In planning for using herbs in cooking, there are several different products you can prepare such as herb butters, herbal tea, herbs in olive oil, herb salts, soup bags and something you might see in a recipe called “Bouquet Garni.” It is a group of herbs tied together that make up a bouquet. The usual combination is parsley, thyme and bay leaf. They can be small or large for a more robust flavor. Always remember to remove the bouquet before serving.
Also, you can make pesto to use in recipes. And you will see a reference to Fines Herbs in many cookbooks with gourmet egg dishes.
1 T. minced fresh herbs
1/3 c. softened butter
Allow to stand for 2 hours at room temperature to let flavors combine.
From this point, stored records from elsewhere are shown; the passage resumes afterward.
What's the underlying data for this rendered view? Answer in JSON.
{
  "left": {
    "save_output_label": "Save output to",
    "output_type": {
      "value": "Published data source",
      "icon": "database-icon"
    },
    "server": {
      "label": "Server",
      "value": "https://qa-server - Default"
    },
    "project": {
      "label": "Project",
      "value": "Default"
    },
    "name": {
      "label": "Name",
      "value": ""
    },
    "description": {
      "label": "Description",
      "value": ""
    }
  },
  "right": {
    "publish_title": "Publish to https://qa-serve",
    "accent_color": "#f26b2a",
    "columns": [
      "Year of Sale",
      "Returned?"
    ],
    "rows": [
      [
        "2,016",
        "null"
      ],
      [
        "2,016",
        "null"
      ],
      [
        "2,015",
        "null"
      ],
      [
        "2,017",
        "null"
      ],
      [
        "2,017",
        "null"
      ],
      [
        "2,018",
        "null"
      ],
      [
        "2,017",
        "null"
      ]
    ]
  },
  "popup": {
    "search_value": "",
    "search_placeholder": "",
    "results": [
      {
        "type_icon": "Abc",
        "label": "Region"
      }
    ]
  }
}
Store in refrigerator for up to a month or frozen for about three months.
1 c. dried parsley flakes
3 T. pine nuts or walnuts
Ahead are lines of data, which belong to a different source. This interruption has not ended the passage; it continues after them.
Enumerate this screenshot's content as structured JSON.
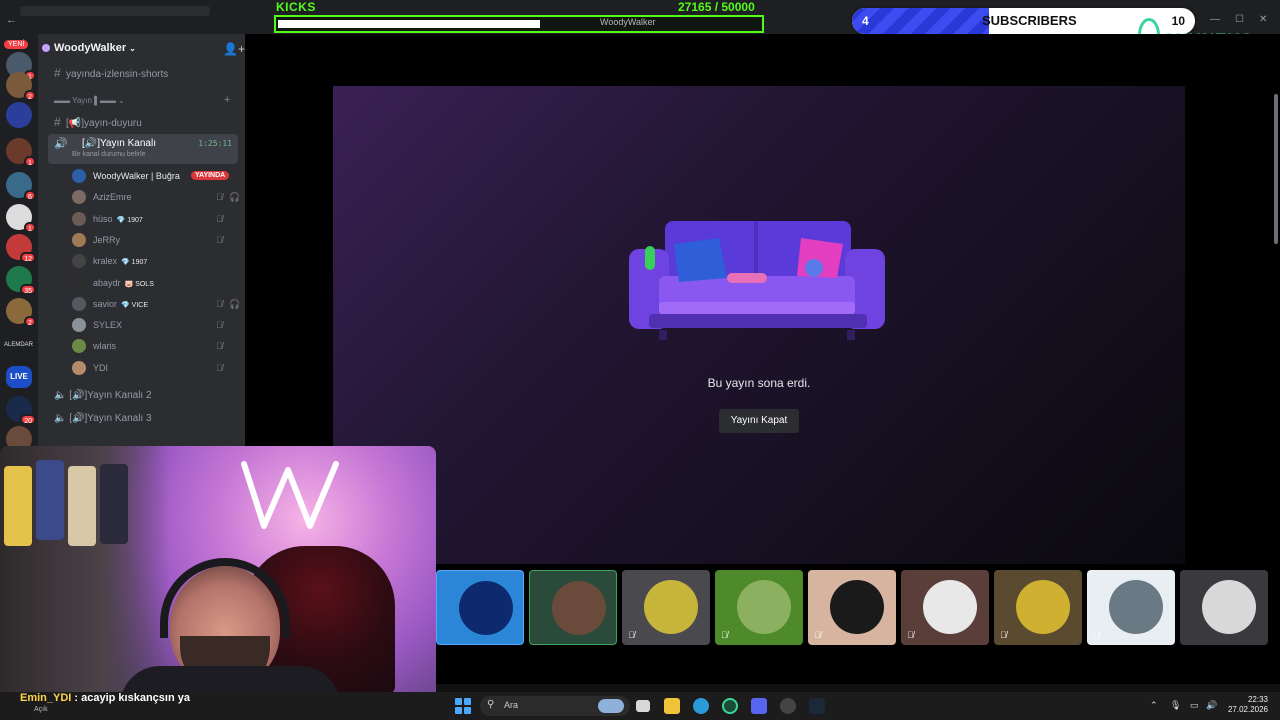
{
  "overlay": {
    "kicks_label": "KICKS",
    "kicks_progress": "27165 / 50000",
    "kicks_fraction": 0.5433,
    "kicks_name": "WoodyWalker",
    "subs_count": "4",
    "subs_label": "SUBSCRIBERS",
    "subs_goal": "10",
    "subs_fraction": 0.4,
    "brand_logo": "OYUNEKS"
  },
  "rail": {
    "new_label": "YENİ",
    "badges": [
      "1",
      "2",
      "1",
      "6",
      "1",
      "12",
      "35",
      "2",
      "20"
    ],
    "text_tile": "ALEMDAR",
    "live_tile": "LIVE"
  },
  "sidebar": {
    "server_name": "WoodyWalker",
    "channels": [
      "yayında-izlensin-shorts"
    ],
    "category": "Yayın",
    "text_channel": "[📢]yayın-duyuru",
    "active_voice": {
      "name": "[🔊]Yayın Kanalı",
      "status": "Bir kanal durumu belirle",
      "time": "1:25:11"
    },
    "members": [
      {
        "name": "WoodyWalker | Buğra",
        "badge": "YAYINDA",
        "color": "#2e5fa8",
        "live": true
      },
      {
        "name": "AzizEmre",
        "badge": "",
        "color": "#7d6a64"
      },
      {
        "name": "hüso",
        "badge": "💎 1907",
        "color": "#6b5a55"
      },
      {
        "name": "JeRRy",
        "badge": "",
        "color": "#a07a55"
      },
      {
        "name": "kralex",
        "badge": "💎 1907",
        "color": "#444"
      },
      {
        "name": "abaydr",
        "badge": "🐷 SOLS",
        "color": "#2d2d2d"
      },
      {
        "name": "savior",
        "badge": "💎 VICE",
        "color": "#55595f"
      },
      {
        "name": "SYLEX",
        "badge": "",
        "color": "#8a9198"
      },
      {
        "name": "wlaris",
        "badge": "",
        "color": "#6c8a45"
      },
      {
        "name": "YDI",
        "badge": "",
        "color": "#b48c6b"
      }
    ],
    "voice_2": "[🔊]Yayın Kanalı 2",
    "voice_3": "[🔊]Yayın Kanalı 3"
  },
  "stream": {
    "ended_text": "Bu yayın sona erdi.",
    "close_button": "Yayını Kapat"
  },
  "tiles": [
    {
      "bg": "#2c86d8",
      "av": "#0d2a6e",
      "muted": false,
      "border": "#58a6ff"
    },
    {
      "bg": "#2a4a3a",
      "av": "#6a4a3a",
      "muted": false,
      "border": "#3ba55d"
    },
    {
      "bg": "#4a4a4e",
      "av": "#c7b43a",
      "muted": true
    },
    {
      "bg": "#4f8a2a",
      "av": "#8bb060",
      "muted": true
    },
    {
      "bg": "#d6b4a0",
      "av": "#1a1a1a",
      "muted": true
    },
    {
      "bg": "#5a3e3a",
      "av": "#e8e8e8",
      "muted": true
    },
    {
      "bg": "#5a4a30",
      "av": "#d0b030",
      "muted": true
    },
    {
      "bg": "#e8eef2",
      "av": "#6a7a84",
      "muted": true
    },
    {
      "bg": "#3a3a3e",
      "av": "#d8d8d8",
      "muted": false
    }
  ],
  "chat": {
    "user": "Emin_YDI",
    "message": " : acayip kıskançsın ya",
    "sub": "Açık"
  },
  "taskbar": {
    "search_label": "Ara",
    "time": "22:33",
    "date": "27.02.2026"
  }
}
3 tablespoons Parmesan cheese
2 to 3 cloves of garlic, (not bulbs!)
Place all in a food processor, adding enough olive oil to make a smooth paste. Store in closed container in the refrigerator or freeze.
¼ cup dried parsley flakes
¼ c. leaf chervil
¼ c. freeze-dried chives
¼ c. leaf tarragon
Combine all ingredients. Keep in tightly closed containers. For omelets and scrambled eggs; butter sauces; vegetables, meat, poultry, and fish sauces.
3 T. leaf oregano
3 T. leaf marjoram
1 T. leaf thyme
3 T. leaf savory
3 T. leaf basil
2 T. leaf rosemary, crumbled
1 T. leaf sage
Combine all ingredients. Keep in tightly closed containers. Good for use in meatballs, salad dressings, tomato sauce, eggplant dishes, sautéed chicken and veal.
White vinegar — use chives, tarragon, mint or salad burnet
Apple cider vinegar —mint, basil or garlic
Wine vinegar — basil and garlic, mixed
Crush or bruise three handfuls of fresh herbs for each half gallon of vinegar. Put the vinegar in a pot on the stove. Heat thoroughly, but do not boil. Pour hot vinegar over herbs in a storage jar or bottle and cover lightly. Shake often. Store vinegars for four to six weeks. Strain into smaller bottles, discarding herbs. Cap and store until needed.
Nora Sweat, author of “Mama and Me,” is a native of Hardin County and a retired home economics/family and consumer science teacher. She can be reached at email@example.com by mail at 408 W. Dixie Ave., Elizabethtown, KY 42701.